Corporate Governance Survey - 2016 Proxy Season Results

Corporate Governance Trends

A Comparison of Large Public Companies and Silicon Valley Companies

As outside legal counsel to a wide range of public companies in the technology and life sciences industries, many of which are based in Silicon Valley, Fenwick has collected information on corporate governance in order to counsel our clients on best practices and industry norms. We have collected this data since 2003 and believe this unique body of information is useful for all Silicon Valley companies as well as other public companies in the United States and their advisors. Download the complete report.

Fenwick’s annual survey covers a variety of corporate governance practices and data for the companies included in the Standard & Poor’s 100 Index (S&P 100), which are often presented as a desired norm, compared to the technology and life sciences companies included in the Silicon Valley 150 Index (SV 150), where the needs and circumstances of public companies can be quite different.

Comparative data is presented for the S&P 100 companies and the SV 150, as well as trend information over the history of the survey. In a number of instances the report also presents data showing comparison of the top 15 (which are of a scale similar to the S&P 100), top 50, middle 50 and bottom 50 companies of the SV 150 (in terms of revenue), illustrating the impact of scale on the relevant governance practices.

This in-depth survey was developed as a resource for board members, senior executives, in house legal counsel and their advisors, based in Silicon Valley and throughout the United States.

Key Findings Include:

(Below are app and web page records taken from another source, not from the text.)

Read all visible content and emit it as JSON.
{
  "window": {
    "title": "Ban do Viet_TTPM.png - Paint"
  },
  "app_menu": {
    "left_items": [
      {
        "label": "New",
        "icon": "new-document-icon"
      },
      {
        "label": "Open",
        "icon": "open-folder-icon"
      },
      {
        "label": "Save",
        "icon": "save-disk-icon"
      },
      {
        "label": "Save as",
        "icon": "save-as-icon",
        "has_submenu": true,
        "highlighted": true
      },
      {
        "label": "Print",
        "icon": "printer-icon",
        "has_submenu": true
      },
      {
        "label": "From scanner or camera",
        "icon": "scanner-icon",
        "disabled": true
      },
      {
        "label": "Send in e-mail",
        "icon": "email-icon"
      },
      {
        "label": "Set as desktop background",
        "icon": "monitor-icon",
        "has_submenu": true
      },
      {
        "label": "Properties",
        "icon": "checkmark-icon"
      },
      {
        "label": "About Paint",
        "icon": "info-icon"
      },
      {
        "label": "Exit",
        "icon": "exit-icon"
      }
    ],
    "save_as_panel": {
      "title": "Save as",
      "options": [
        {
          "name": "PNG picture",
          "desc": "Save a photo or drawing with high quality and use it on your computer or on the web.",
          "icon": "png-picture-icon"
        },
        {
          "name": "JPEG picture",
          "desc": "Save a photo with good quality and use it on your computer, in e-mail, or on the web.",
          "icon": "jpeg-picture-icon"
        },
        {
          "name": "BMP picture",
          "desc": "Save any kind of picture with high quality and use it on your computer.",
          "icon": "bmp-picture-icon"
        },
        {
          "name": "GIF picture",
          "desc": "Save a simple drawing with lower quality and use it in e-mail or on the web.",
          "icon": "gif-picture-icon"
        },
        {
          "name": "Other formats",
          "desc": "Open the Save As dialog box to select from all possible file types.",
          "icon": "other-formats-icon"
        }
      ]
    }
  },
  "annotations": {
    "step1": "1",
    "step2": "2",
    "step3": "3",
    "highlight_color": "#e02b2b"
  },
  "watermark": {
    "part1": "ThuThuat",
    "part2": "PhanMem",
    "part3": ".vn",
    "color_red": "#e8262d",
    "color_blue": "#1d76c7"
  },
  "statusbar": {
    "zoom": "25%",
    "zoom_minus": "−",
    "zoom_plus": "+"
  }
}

  • Dual-Class Voting Stock Structure. Adoption of dual-class voting stock structures has emerged as a recent clear trend among Silicon Valley technology companies, though it is still a small percentage of companies. Historically, dual-class voting stock structures have been significantly more common among S&P 100 companies than among SV 150 companies, though the frequency in the SV 150 (9.4% in 2015 to 11.3% in 2016) has surpassed the S&P 100 (9.0% in both 2015 and 2016) in recent years.
  • Classified Boards. Classified boards are now significantly more common among SV 150 companies than among S&P 100 companies. Compared to the prior year, classified boards remained fairly consistent for the SV 150 at about half of companies, but decreased for the S&P 100 from 10% in 2015 to 4% in 2016 (in each case consistent with the long-term trend for the group).
  • Majority Voting. The rate of implementation of some form of majority voting has risen substantially over the period of this survey. The increase has been particularly dramatic among S&P 100 companies, rising from 10% to 95% between the 2004 and 2016 proxy seasons. Among SV 150 companies, the rate has risen from none in the 2005 proxy season to 55% in the 2016 proxy season.
  • Stock Ownership Guidelines. The prevalence of stock ownership guidelines has generally increased over time in both groups but the SV 150 only recently surpassed the level of the S&P 100. This year’s edition of the survey includes additional detail regarding the terms of those guidelines.
  • Board Diversity. Overall, 2016 continued the long term trend in the SV 150 of gradually increasing numbers of women directors (both in absolute numbers and as a percentage of board members), as well as the trend of declining numbers of boards without women members. The rate of increase for the SV 150 overall continues to be higher than among S&P 100 companies. The peers of the S&P 100 that are in the SV 150 (the top 15) now have about the same average percentage of women directors as their S&P 100 peers. Companies with at least 1 woman serving on the board increased from 67.8% to 74% for the SV 150.
  • Board Meeting Frequency. SV 150 companies held board meetings more often in 2016, while S&P 100 companies decreased meeting frequency. SV 150 companies, though, continued to skew noticeably toward fewer meetings compared to the S&P 100.
  • Stockholder Proposals. Stockholder activism - measured in the form of proposals included in the proxy statements of companies - is substantially lower among the SV 150 than among S&P 100 companies. There is a current general downward trend of stockholder activism in both groups, although the SV 150 has had an upward trend in number of proposals in recent years. This year there were no contested director elections actually held in either group.